§ Saved data entries:
* * * *

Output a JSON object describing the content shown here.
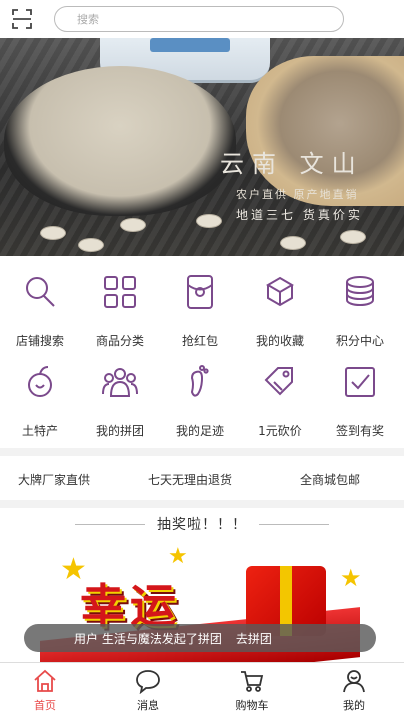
{
  "search": {
    "placeholder": "搜索"
  },
  "banner": {
    "title": "云南  文山",
    "line1": "农户直供  原产地直销",
    "line2": "地道三七  货真价实"
  },
  "icon_grid": [
    {
      "label": "店铺搜索",
      "icon": "shop-search-icon"
    },
    {
      "label": "商品分类",
      "icon": "category-icon"
    },
    {
      "label": "抢红包",
      "icon": "red-packet-icon"
    },
    {
      "label": "我的收藏",
      "icon": "favorites-icon"
    },
    {
      "label": "积分中心",
      "icon": "points-icon"
    },
    {
      "label": "土特产",
      "icon": "local-specialty-icon"
    },
    {
      "label": "我的拼团",
      "icon": "group-buy-icon"
    },
    {
      "label": "我的足迹",
      "icon": "footprint-icon"
    },
    {
      "label": "1元砍价",
      "icon": "bargain-tag-icon"
    },
    {
      "label": "签到有奖",
      "icon": "checkin-icon"
    }
  ],
  "promises": [
    "大牌厂家直供",
    "七天无理由退货",
    "全商城包邮"
  ],
  "lottery": {
    "heading": "抽奖啦！！！",
    "banner_text": "幸运",
    "toast": "用户 生活与魔法发起了拼团",
    "toast_action": "去拼团"
  },
  "tabs": [
    {
      "label": "首页",
      "icon": "home-icon",
      "active": true
    },
    {
      "label": "消息",
      "icon": "message-icon",
      "active": false
    },
    {
      "label": "购物车",
      "icon": "cart-icon",
      "active": false
    },
    {
      "label": "我的",
      "icon": "profile-icon",
      "active": false
    }
  ],
  "colors": {
    "accent": "#e84a4a",
    "icon_purple": "#7b4a8c"
  }
}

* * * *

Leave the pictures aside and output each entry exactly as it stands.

§ Answer section:
Output a JSON object describing the content shown here.
{
  "search": {
    "placeholder": "搜索"
  },
  "banner": {
    "title": "云南  文山",
    "line1": "农户直供  原产地直销",
    "line2": "地道三七  货真价实"
  },
  "icon_grid": [
    {
      "label": "店铺搜索",
      "icon": "shop-search-icon"
    },
    {
      "label": "商品分类",
      "icon": "category-icon"
    },
    {
      "label": "抢红包",
      "icon": "red-packet-icon"
    },
    {
      "label": "我的收藏",
      "icon": "favorites-icon"
    },
    {
      "label": "积分中心",
      "icon": "points-icon"
    },
    {
      "label": "土特产",
      "icon": "local-specialty-icon"
    },
    {
      "label": "我的拼团",
      "icon": "group-buy-icon"
    },
    {
      "label": "我的足迹",
      "icon": "footprint-icon"
    },
    {
      "label": "1元砍价",
      "icon": "bargain-tag-icon"
    },
    {
      "label": "签到有奖",
      "icon": "checkin-icon"
    }
  ],
  "promises": [
    "大牌厂家直供",
    "七天无理由退货",
    "全商城包邮"
  ],
  "lottery": {
    "heading": "抽奖啦！！！",
    "banner_text": "幸运",
    "toast": "用户 生活与魔法发起了拼团",
    "toast_action": "去拼团"
  },
  "tabs": [
    {
      "label": "首页",
      "icon": "home-icon",
      "active": true
    },
    {
      "label": "消息",
      "icon": "message-icon",
      "active": false
    },
    {
      "label": "购物车",
      "icon": "cart-icon",
      "active": false
    },
    {
      "label": "我的",
      "icon": "profile-icon",
      "active": false
    }
  ],
  "colors": {
    "accent": "#e84a4a",
    "icon_purple": "#7b4a8c"
  }
}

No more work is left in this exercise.